the UK from a regatta in 

Contact with the ship’s experienced captain Andrew Bridge, 22, and crew members James Male, 23, Steve Warren, 52, and Paul Goslin, 56, was lost in the early hours of Friday while they diverted to the Azores.

US and Canadian aircraft assisted by three merchant vessels looked for them throughout 
Friday and Saturday but called off the search on Sunday at 5am 
local time amid treacherous weather.

Some 4,000 square miles were scanned for the “very well-equipped” vessel’s two personal location GPS beacons until no more transmissions were received from the devices, which have a short battery life.

On Saturday, a cargo vessel helping with the search spotted and photographed an overturned hull which matched the description of the Cheeki Rafiki but reported no signs of people on board or a life raft.

Kay Coombes said: “It’s an utter nightmare, we are grateful for the US and Canadian coast guards for what they have done so far but it’s stopped too soon after two days, it’s not long 
enough, we believe they are still alive.

“They are four strong-minded, physically strong sailors, they knew they were in difficulties and had every opportunity to get into the life raft which would have had provisions for several days.
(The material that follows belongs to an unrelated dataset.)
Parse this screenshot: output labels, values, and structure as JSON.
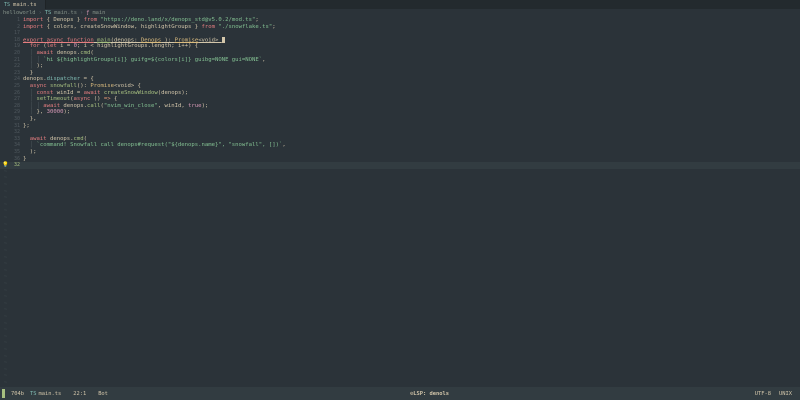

But if no one is looking for them, they won’t be found.”

Mr Bridge’s aunt, Georgina Bridge, said: “Obviously we are all devastated by what is happening. We just want the search to resume.

“We have great appreciation for the efforts the US Coastguard and our Foreign Office have made but obviously we believe there is hope and there is a possibility of them being found alive.

“The hull has not been examined so that is a possibility, there is a possibility they may have been able to launch a life raft, we just do not know.

“Obviously the conditions are difficult; we appreciate every effort is being made but we were surprised the search was called off so early. We are in contact with the Foreign Office and they have been helpful.”

Caroline Nokes, the Conservative MP for Romsey and Southampton North, said that she had been told by the Foreign Office that it was “investigating every avenue it can do” to try to encourage the US Coastguard to act for longer.